Sure, Jenna had allowed Matty to behave the way he had when they first gained a more carnal knowledge of each other back in the janitor’s closet at summer camp, and afterward she had even encouraged it. Jenna, however, was a young, impressionable and eager to please fifteen year old girl, and Matty was the more experienced, cool and emotionally aloof young boy who took advantage of her naivety. Now, Jenna has matured through the trials and tribulations of her family and personal life, and she has found that Matty is no longer her perfect fit. If we’ve learned anything from this season it is that they have very little in common and Matty doesn’t share Jenna’s burgeoning intellectual discovery or needs.
This alone, of course, isn’t an acceptable excuse for her cheating.
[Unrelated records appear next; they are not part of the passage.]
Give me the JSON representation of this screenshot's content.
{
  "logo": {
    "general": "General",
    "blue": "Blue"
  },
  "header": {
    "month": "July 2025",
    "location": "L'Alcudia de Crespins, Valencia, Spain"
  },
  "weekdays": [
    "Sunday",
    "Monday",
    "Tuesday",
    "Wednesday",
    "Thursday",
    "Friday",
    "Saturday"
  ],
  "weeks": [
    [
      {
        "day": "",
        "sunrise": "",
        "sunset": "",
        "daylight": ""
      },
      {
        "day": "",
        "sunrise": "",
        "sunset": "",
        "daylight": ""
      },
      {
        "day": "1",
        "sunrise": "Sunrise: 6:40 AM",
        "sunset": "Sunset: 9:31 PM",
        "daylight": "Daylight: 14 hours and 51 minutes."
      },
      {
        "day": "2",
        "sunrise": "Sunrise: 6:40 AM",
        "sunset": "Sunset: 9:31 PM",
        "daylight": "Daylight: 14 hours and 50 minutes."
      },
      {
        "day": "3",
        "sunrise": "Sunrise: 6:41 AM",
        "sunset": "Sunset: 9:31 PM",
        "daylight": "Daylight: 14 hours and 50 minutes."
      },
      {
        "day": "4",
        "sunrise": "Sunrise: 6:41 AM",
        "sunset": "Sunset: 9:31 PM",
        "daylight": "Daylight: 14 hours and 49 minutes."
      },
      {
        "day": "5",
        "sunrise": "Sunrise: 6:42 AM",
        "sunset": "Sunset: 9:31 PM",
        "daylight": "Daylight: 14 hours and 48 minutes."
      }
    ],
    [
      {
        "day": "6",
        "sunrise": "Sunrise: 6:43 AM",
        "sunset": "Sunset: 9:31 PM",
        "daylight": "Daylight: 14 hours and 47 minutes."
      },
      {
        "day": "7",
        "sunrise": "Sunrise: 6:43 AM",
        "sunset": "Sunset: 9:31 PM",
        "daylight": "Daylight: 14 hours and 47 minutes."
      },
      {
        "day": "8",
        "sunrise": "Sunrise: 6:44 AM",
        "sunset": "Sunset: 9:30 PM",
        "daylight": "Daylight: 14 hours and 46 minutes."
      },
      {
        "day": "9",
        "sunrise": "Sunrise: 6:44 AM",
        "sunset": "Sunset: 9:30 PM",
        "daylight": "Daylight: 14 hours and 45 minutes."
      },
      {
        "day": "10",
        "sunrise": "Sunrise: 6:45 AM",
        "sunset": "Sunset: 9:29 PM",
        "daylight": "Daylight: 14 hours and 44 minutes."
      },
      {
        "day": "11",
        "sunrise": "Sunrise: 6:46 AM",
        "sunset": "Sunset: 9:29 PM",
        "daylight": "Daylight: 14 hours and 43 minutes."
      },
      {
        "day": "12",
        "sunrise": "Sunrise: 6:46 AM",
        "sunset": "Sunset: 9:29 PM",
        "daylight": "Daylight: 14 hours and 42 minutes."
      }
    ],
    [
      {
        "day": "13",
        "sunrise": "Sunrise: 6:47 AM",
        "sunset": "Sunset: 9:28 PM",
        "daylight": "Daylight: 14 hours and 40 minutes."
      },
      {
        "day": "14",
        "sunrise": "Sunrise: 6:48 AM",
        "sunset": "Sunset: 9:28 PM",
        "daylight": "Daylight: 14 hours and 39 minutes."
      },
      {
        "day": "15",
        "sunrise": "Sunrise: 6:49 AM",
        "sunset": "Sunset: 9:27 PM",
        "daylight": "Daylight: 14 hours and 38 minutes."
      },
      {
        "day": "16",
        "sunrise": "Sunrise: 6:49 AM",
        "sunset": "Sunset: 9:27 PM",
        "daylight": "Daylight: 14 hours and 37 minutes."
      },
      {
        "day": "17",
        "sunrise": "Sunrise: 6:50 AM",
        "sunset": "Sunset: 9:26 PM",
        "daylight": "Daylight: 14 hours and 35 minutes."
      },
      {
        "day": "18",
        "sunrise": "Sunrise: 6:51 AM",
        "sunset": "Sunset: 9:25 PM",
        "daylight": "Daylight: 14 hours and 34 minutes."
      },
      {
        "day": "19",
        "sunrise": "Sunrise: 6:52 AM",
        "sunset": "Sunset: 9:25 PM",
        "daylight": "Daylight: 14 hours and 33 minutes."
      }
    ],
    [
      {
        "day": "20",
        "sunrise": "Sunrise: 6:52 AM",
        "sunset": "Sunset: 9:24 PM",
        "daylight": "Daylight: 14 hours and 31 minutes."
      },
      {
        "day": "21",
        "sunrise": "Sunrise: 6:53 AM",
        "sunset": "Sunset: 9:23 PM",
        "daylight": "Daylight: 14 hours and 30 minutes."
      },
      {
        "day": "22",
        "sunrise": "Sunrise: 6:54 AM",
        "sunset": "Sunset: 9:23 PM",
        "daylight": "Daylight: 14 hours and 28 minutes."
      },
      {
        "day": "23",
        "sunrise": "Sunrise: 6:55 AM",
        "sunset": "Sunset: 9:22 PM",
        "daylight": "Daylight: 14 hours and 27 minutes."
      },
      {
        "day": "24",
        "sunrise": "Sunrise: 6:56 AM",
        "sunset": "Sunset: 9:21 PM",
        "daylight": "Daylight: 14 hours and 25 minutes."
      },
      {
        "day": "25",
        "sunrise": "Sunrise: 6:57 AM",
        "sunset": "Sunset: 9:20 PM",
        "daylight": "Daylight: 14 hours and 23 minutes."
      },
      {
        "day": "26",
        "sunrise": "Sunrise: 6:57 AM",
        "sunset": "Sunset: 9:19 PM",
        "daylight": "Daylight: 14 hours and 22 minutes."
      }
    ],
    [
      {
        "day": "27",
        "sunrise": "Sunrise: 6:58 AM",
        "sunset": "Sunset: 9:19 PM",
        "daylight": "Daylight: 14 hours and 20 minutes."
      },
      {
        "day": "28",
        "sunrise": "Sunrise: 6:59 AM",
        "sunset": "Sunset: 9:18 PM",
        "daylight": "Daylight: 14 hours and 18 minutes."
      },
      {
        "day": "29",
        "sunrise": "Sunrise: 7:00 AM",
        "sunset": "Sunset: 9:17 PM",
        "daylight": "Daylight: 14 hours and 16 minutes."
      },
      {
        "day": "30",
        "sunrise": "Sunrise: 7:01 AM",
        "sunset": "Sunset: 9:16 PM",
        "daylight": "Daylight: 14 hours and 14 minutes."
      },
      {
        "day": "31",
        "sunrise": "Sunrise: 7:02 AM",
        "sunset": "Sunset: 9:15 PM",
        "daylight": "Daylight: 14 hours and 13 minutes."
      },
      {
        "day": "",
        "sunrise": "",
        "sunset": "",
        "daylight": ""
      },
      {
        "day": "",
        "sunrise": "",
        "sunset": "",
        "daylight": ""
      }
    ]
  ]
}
I’ll tell you what is, though.
She’s SEVENTEEN, for crying out loud.
Actually, she’s just turned seventeen. Give her a break. I do believe that Jenna should have ended her relationship with Matty before she pursued an alternative with Colin. She made a mistake. She’s a teenager you know, they do that from time to time. One of the things that drew me in for repeated viewing of Awkward (apart from the initial hilarity of these so very awkward teens) was the delight I took in watching this young woman develop, in watching her begin to figure out who she is and what she wants out of life. I related to her inner struggles instantly as I remembered just how awkward I was at that age, remembered the things that mattered to me less and less as I grew passed that stage and just how hard it was to reconcile my own idea of who I was with the who I appeared to be to my peers.
Awkward is less about angsty teens and those ridiculous Young Adult love triangles that everyone seems to think are a staple of any girl’s fantasy (Twilight, City of Bones) and more about Jenna’s journey of self-discovery, of pushing her own boundaries and testing her limits, of exploring all sides to her personality, most especially her flaws. And that, my friends, is what makes an interesting, realistic character. Flaws.
If you find yourself hating on Jenna because she’s not doing what you think she should do, or because you think Matty is like, OMG, the most PERFECT bf 4eva, or even if you’re entertaining some weird little self-insertion fantasy and are angry that this young woman is shucking the Young Adult genre norm, then you’re completely missing the point of this show.
And so with that I declare that I am not Team Jake, Team Matty or Team Colin. I’m Team Jenna.